Dave Waggoner was at work at the Laurel wastewater treatment plant on Tuesday when a colleague delivered to him the city's ultimatum.
It came as a five-page memo from Laurel's city attorney, Sam Painter. In it, he outlined his opinion that Waggoner, a city employee, couldn't also serve as mayor.
Painter wrote that if Waggoner gives up his job at the water plant, which he's had for a decade, then there's no issue.
"On the other hand, if Mr. Waggoner chooses to challenge the city's position and refuses to resign his employment and serve as mayor, an appropriate court action can be filed in advance to obtain a court order resolving the issue ..." Painter wrote.
Painter's memo is the city's first official move in a new dispute over the mayoral election, which Waggoner won with 53 percent of the vote. The city warned that it may seek a judge's ruling to declare the office vacant if Waggoner doesn't choose between his job and the mayorship.
The city is giving Waggoner until early January, when elected officials are sworn in, to make his choice.
“I got until Jan. 2," he said. "I don’t have to give them an answer. They can demand an answer all they want but they're not getting one until Jan 2.”
A choice isn't something Waggoner planned to make. He's contended that he would avoid union conflicts that might arise while being both mayor and a city employee.
Painter's memo outlining the city's position relied on a 1998 opinion by Montana's attorney general at the time, Joseph Mazurek. That opinion addressed whether a public works employee and director could also sit on a city council.

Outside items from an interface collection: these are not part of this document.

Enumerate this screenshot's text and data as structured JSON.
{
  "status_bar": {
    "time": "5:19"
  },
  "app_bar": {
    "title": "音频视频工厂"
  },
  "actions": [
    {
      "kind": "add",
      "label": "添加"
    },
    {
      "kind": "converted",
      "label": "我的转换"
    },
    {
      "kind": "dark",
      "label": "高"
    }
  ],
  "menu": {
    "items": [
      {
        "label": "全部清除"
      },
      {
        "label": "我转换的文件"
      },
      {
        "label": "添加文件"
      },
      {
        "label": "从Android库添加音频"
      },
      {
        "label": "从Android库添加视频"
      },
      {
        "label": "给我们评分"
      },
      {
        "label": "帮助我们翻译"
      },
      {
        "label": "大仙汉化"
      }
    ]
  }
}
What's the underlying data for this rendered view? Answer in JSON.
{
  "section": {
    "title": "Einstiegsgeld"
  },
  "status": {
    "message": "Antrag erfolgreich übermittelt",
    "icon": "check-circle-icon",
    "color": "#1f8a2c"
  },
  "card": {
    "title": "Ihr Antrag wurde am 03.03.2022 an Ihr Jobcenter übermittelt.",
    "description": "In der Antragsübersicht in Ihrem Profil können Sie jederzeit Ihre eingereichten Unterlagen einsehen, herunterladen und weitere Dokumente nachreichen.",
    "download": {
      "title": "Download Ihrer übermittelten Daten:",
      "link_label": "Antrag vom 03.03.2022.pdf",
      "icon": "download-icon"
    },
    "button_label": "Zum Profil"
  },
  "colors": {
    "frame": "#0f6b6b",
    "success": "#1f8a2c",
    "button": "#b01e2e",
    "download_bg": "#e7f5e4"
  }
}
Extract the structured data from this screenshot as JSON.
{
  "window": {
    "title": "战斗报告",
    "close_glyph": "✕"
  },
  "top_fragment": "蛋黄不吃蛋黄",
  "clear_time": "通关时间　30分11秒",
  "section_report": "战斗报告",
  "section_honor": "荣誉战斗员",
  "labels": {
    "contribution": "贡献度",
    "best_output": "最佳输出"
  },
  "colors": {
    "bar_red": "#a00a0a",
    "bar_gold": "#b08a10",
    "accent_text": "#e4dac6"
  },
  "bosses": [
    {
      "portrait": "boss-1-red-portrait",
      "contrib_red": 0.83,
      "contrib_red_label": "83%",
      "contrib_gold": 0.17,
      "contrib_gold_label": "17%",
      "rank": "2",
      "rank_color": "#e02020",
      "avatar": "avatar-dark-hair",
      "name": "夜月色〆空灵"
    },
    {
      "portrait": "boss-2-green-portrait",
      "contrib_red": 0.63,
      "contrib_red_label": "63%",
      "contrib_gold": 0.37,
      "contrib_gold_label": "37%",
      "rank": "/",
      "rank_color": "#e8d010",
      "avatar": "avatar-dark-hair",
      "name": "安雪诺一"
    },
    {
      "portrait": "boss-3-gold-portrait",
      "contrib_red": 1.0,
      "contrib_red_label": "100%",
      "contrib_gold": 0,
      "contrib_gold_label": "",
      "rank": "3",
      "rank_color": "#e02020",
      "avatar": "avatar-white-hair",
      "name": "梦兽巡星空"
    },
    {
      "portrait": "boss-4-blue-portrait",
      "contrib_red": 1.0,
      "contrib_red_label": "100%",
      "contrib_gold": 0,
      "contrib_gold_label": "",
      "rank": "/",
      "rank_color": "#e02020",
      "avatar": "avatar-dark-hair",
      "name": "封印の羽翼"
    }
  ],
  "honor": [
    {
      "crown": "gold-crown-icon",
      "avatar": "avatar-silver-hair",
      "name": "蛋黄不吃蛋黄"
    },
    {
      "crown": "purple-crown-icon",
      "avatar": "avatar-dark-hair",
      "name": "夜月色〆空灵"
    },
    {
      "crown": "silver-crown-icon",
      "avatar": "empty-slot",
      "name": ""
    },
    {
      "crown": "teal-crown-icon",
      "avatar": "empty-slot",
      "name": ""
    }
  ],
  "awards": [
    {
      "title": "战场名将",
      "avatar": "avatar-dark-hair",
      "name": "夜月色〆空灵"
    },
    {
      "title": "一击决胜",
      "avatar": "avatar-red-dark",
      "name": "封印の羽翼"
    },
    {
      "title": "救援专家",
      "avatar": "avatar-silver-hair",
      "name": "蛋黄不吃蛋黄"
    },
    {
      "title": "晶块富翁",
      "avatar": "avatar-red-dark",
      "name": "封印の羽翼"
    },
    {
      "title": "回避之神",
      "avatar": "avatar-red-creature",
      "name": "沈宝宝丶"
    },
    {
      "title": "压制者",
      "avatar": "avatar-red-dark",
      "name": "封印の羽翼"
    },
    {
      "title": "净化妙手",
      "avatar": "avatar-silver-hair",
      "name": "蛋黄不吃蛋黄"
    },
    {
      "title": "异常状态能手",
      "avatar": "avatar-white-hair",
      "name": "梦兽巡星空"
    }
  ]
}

Mazurek wrote that the positions are "incompatible," mainly because an official shouldn't have control over the hiring or firing of his or her own city job.
In Laurel's case, the city charter gives the mayor the authority to fire any employee or department head. That would give Waggoner undue supervision of his own job, Painter wrote.
In his memo, Painter indicates twice that the city warned Waggoner about conflicts when he ran for mayor four years ago. But Waggoner said he didn't run for mayor in 2013.
County records show current Mayor Mark Mace ran unopposed, though write-ins took 25 percent of the vote. Waggoner said he wasn't a write-in candidate for any office in 2013.
He did, however, run for Ward 1 on the Laurel City Council in 2011. He lost by 20 points.
While the dispute may simmer for a month or so, Painter did provide guidance for city officials in case the mayor position is deemed vacant. He said that the City Council would appoint a mayor to hold the position until the next municipal election in 2019.
The elected mayor in 2019 would serve out the remainder of the original mayoral term and face another election in 2021, Painter wrote.
That scenario could play out in a couple ways. One would require Waggoner to decline the mayorship. Another would require a judge to issue a ruling declaring Waggoner ineligible to assume office and the mayor position as legally vacant.
If the situation were a chess game, it would be Waggoner's move.
“I'm not going by their attorney," he said. "I personally don’t think they have the authority to do it.”